55 That needs must light on this ingratitude.
And now you toss flowers in the path of Caesar, who comes in triumph over Pompey’s defeated sons? Go home! Run to your houses, fall on your knees, and pray to the gods to spare you the pain that you deserve for such ingratitude.

FLAVIUS

Go, go, good countrymen, and for this fault,
Assemble all the poor men of your sort,
Draw them to Tiber banks, and weep your tears
Into the channel till the lowest stream
60 Do kiss the most exalted shores of all.

FLAVIUS

Go, go, good countrymen, and to make up for having done wrong, gather up all the poor men like yourselves, lead them to the Tiber, and weep into the river until it overflows its banks.
Exeunt CARPENTER , COBBLER , and all the other commoners
The CARPENTER , COBBLER , and all the commoners exit.
See whether their basest metal be not moved.
They vanish tongue-tied in their guiltiness.
Go you down that way towards the Capitol.
This way will I. Disrobe the images
65 If you do find them decked with ceremonies.
Well, that ought to move even the most thickheaded of them. There they go, feeling so guilty they’re now tongue-tied—they don’t have a thing to say. You go down toward the Capitol, and I’ll go this way. Undress the statues if they’re decorated in honor of Caesar.

MURELLUS

May we do so?
You know it is the feast of Lupercal.

MURELLUS

FLAVIUS

It is no matter. Let no images
Be hung with Caesar’s trophies. I’ll about
70 And drive away the vulgar from the streets.
So do you too, where you perceive them thick.
These growing feathers plucked from Caesar’s wing
Will make him fly an ordinary pitch,
Who else would soar above the view of men
75 And keep us all in servile fearfulness.

FLAVIUS
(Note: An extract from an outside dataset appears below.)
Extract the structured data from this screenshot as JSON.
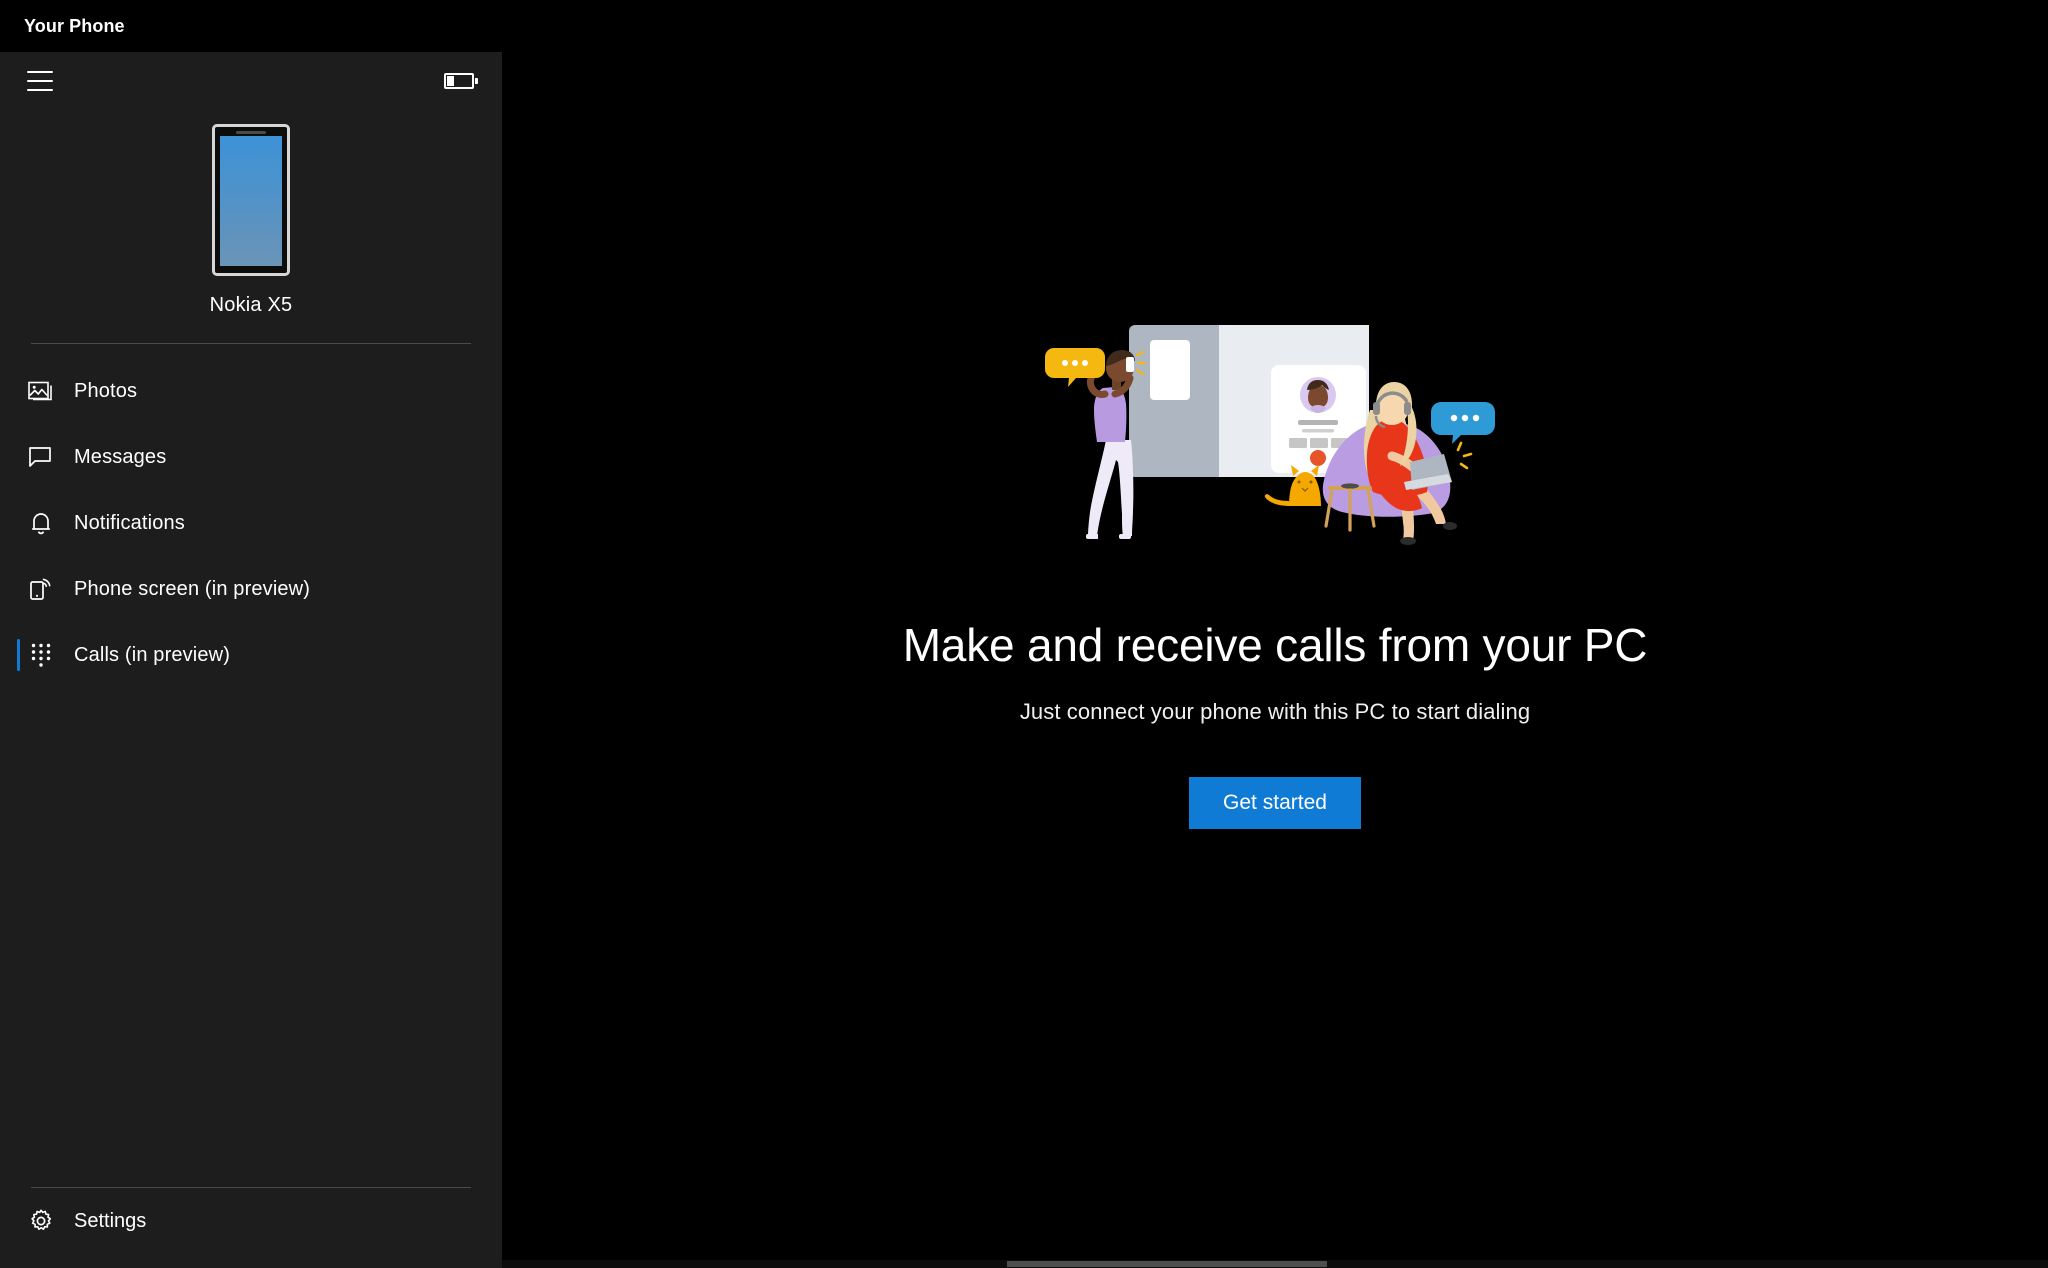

It doesn’t matter. Make sure that none of the statues are decorated in tribute to Caesar. I’ll walk around and force the commoners off the streets. You do the same, wherever the crowds are thick. If we take away Caesar’s support, he’ll have to come back down to earth; otherwise, he’ll fly too high and keep the rest of us in a state of fear and obedience.
Exeunt severally
They exit in different directions.